Today was a nice spring like day with the exception of the brutal chill carried on the impending wind that modulated between an almost un-detectable breeze to a tree bending wind that could easily cut to the bone. There were several folks that showed up to buy eggs and the neighbor brought his son-in-law over with his son and daughter to see the chickens, bunnies and the turkeys, but they couldn’t stay very long because of the cold. I mentioned that when they came back in a few months, they would be able to see the Alpacas in their stalls or out in the pasture. They said they were looking forward to seeing them and it being warmer so they could enjoy watching them for a little while.
Later in the day, Vicki and I went to pick up a few things we needed to prepare dinner for the family tomorrow evening here and stopped at Jem Stoves to pick up another ten bags of pellets for the fireplace insert downstairs.
We are going to cut matting material later, so we can matt a canvas picture that Vicki painted for her brother, depicting Richie’s favorite dog Scruffy, which was a mixed Schnauzer, from his younger, adult life in Tannersville, several years ago. As usual, I think Vick outdid herself again. She was working form a tiny picture that was totally against everything we set forth as criteria for painting someone’s pet. This is the very project that led to the list of five things on Vick’s Artwork Commission Agreement listed on this mornings post entry. Richie is sitting with his arm around the dog, obstructing the dogs shape, the lighting is poor, the picture fuzzy and measures about a big 2 ½ x 4”…… a truly miserable picture for her to be painting from, yet she did a lovely job and the dog looks remarkable! He should be absolutely beside himself with joy. I can’t wait to see it when it is matted and framed on his office wall.
Vicki is making soap. Just as they did 200 years ago, she is checking the temperature of the liquid lye. It must be at 100 degrees
Constantly reading the thermometer until 100 degrees is reached on the lye mixture.
The rendered tallow was cooked down from suet we got from the slaughter house in Greenville.
Once both the rendered tallow and lye are at the same temperature of 100 degrees, she mixes the two to achieve the chemical reaction.
As you can see, this is not for the faint of heart and you can get a nasty chemical burn if something goes wrong!
Here you can se the beginning of the reaction as Vick stirs the mixture as the lye is stirred in.
Once the mixture starts to "trail" as you stir and test it, you can pour the mixture into a mold pan.
This thick chunk of ice goes clear to the bottom..... all the way around the pools perimeter. The water dis-appeared in five minutes time and the cover was on the bottom. The pool rumbled for five solid minutes, then became quiet.

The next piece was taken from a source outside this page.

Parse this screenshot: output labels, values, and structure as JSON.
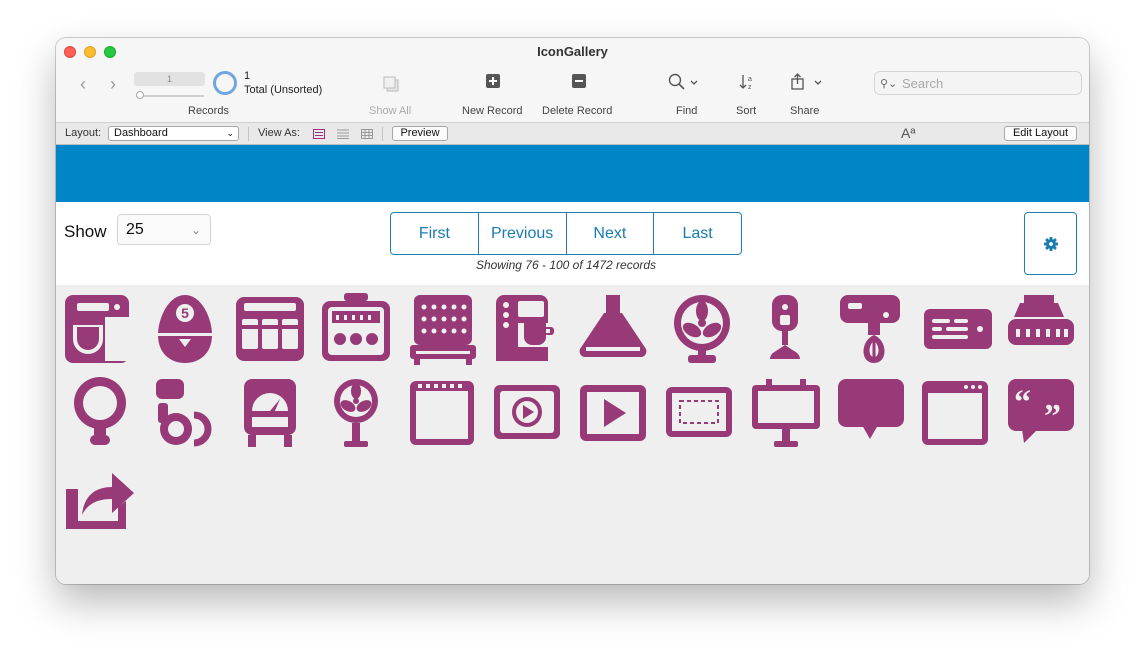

This is a poor reproduction of the original which is really pretty. Neither of these pictures does the original any justice at all, but you at least, get to see it.